    ∧/∇¨r s               ⍝ (r+s): r =~ eps and s =~ eps

⍝ Derives regex `R'` from original regex `R` and first char `c`
    c←⊃⌽⍵             ⍝ Classify the regex by last char
    c∊'0_':,'0'       ⍝ 0 or _ doesn't start with any c
    c=⍺:,'_'          ⍝ Single char that matches
    c∊819⌶⎕A:'0'      ⍝ Single char that doesn't match
    c='*': '(',(⍺∇¯1↓⍵),'+',⍵,')'    ⍝ One char from Kleene: (R*)' = (R'+R*)
    r s op←ExtractRS ⍵               ⍝ Extract (r|s) or (r+s)
    op='|': '(',(⍺∇r),'|',(⍺∇s),')'  ⍝ (r|s): one char from either branch
    MatchEps r: '((',(⍺∇r),'+',s,')|',(⍺∇s),')'   ⍝ (r+s) and r =~ eps: ((r'+s)|s')
    '(',(⍺∇r),'+',s,')'                           ⍝ (r+s) but not r =~ eps: (r'+s)

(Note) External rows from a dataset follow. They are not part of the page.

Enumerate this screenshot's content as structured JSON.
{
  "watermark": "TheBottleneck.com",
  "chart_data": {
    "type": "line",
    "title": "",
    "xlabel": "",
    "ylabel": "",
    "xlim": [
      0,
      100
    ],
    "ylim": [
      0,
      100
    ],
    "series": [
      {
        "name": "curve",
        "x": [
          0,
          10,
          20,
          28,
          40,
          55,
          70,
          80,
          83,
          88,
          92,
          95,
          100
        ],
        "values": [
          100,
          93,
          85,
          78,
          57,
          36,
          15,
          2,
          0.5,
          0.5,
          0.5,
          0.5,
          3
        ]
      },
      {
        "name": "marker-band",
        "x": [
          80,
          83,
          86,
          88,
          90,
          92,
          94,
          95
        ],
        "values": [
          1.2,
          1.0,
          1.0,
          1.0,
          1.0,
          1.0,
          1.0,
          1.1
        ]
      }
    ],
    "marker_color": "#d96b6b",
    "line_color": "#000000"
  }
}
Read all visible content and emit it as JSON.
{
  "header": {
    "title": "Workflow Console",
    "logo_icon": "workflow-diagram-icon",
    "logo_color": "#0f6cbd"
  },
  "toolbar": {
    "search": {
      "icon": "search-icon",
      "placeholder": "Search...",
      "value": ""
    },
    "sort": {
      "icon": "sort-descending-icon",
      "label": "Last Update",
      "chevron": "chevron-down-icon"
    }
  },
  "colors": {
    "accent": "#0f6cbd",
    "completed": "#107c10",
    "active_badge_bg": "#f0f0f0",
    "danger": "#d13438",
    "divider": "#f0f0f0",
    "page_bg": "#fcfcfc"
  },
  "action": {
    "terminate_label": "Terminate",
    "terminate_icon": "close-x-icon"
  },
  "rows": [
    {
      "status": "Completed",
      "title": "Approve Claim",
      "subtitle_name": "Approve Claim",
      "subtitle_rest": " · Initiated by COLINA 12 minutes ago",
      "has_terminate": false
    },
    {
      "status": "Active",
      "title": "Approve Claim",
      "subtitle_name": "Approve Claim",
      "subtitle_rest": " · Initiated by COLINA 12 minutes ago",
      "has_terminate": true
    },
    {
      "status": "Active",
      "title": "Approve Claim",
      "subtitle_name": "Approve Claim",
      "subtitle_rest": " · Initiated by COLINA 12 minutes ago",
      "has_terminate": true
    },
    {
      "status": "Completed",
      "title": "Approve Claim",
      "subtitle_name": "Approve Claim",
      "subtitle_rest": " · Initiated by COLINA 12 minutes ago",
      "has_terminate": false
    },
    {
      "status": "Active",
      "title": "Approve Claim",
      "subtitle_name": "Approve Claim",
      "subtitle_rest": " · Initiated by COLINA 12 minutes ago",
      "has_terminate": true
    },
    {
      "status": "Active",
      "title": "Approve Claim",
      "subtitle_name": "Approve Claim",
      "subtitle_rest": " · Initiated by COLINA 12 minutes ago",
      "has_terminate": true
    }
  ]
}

⍝ Main function: Fold the string by Derive with initial regex,
⍝                and then test if the result matches eps

Final note

This is not an original idea of mine; it is part of a series of exercises on a theorem proving textbook. I can claim that the algorithm is proven to work (because I did complete the correctness proofs), though I can't open the entire proof to public.